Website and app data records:
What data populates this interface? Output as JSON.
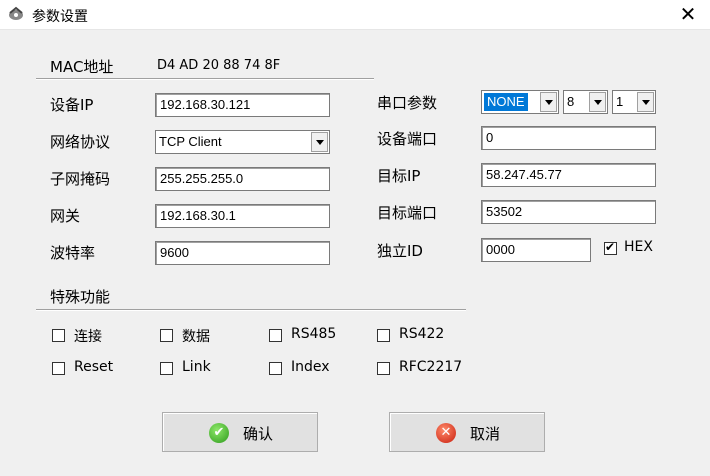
{
  "window": {
    "title": "参数设置",
    "close_glyph": "✕"
  },
  "mac": {
    "label": "MAC地址",
    "value": "D4 AD 20 88 74 8F"
  },
  "left_fields": {
    "device_ip": {
      "label": "设备IP",
      "value": "192.168.30.121"
    },
    "protocol": {
      "label": "网络协议",
      "value": "TCP Client"
    },
    "subnet": {
      "label": "子网掩码",
      "value": "255.255.255.0"
    },
    "gateway": {
      "label": "网关",
      "value": "192.168.30.1"
    },
    "baud": {
      "label": "波特率",
      "value": "9600"
    }
  },
  "right_fields": {
    "serial": {
      "label": "串口参数",
      "parity": "NONE",
      "data_bits": "8",
      "stop_bits": "1"
    },
    "device_port": {
      "label": "设备端口",
      "value": "0"
    },
    "target_ip": {
      "label": "目标IP",
      "value": "58.247.45.77"
    },
    "target_port": {
      "label": "目标端口",
      "value": "53502"
    },
    "independent_id": {
      "label": "独立ID",
      "value": "0000"
    },
    "hex": {
      "label": "HEX",
      "checked": true
    }
  },
  "special": {
    "label": "特殊功能",
    "options": {
      "connect": "连接",
      "data": "数据",
      "rs485": "RS485",
      "rs422": "RS422",
      "reset": "Reset",
      "link": "Link",
      "index": "Index",
      "rfc2217": "RFC2217"
    }
  },
  "buttons": {
    "ok": "确认",
    "cancel": "取消",
    "ok_icon": "checkmark-icon",
    "cancel_icon": "x-icon"
  }
}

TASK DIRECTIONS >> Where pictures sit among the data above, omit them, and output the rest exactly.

RESULT OF THE EXERCISE >>
What data populates this interface? Output as JSON.
{
  "window": {
    "title": "参数设置",
    "close_glyph": "✕"
  },
  "mac": {
    "label": "MAC地址",
    "value": "D4 AD 20 88 74 8F"
  },
  "left_fields": {
    "device_ip": {
      "label": "设备IP",
      "value": "192.168.30.121"
    },
    "protocol": {
      "label": "网络协议",
      "value": "TCP Client"
    },
    "subnet": {
      "label": "子网掩码",
      "value": "255.255.255.0"
    },
    "gateway": {
      "label": "网关",
      "value": "192.168.30.1"
    },
    "baud": {
      "label": "波特率",
      "value": "9600"
    }
  },
  "right_fields": {
    "serial": {
      "label": "串口参数",
      "parity": "NONE",
      "data_bits": "8",
      "stop_bits": "1"
    },
    "device_port": {
      "label": "设备端口",
      "value": "0"
    },
    "target_ip": {
      "label": "目标IP",
      "value": "58.247.45.77"
    },
    "target_port": {
      "label": "目标端口",
      "value": "53502"
    },
    "independent_id": {
      "label": "独立ID",
      "value": "0000"
    },
    "hex": {
      "label": "HEX",
      "checked": true
    }
  },
  "special": {
    "label": "特殊功能",
    "options": {
      "connect": "连接",
      "data": "数据",
      "rs485": "RS485",
      "rs422": "RS422",
      "reset": "Reset",
      "link": "Link",
      "index": "Index",
      "rfc2217": "RFC2217"
    }
  },
  "buttons": {
    "ok": "确认",
    "cancel": "取消",
    "ok_icon": "checkmark-icon",
    "cancel_icon": "x-icon"
  }
}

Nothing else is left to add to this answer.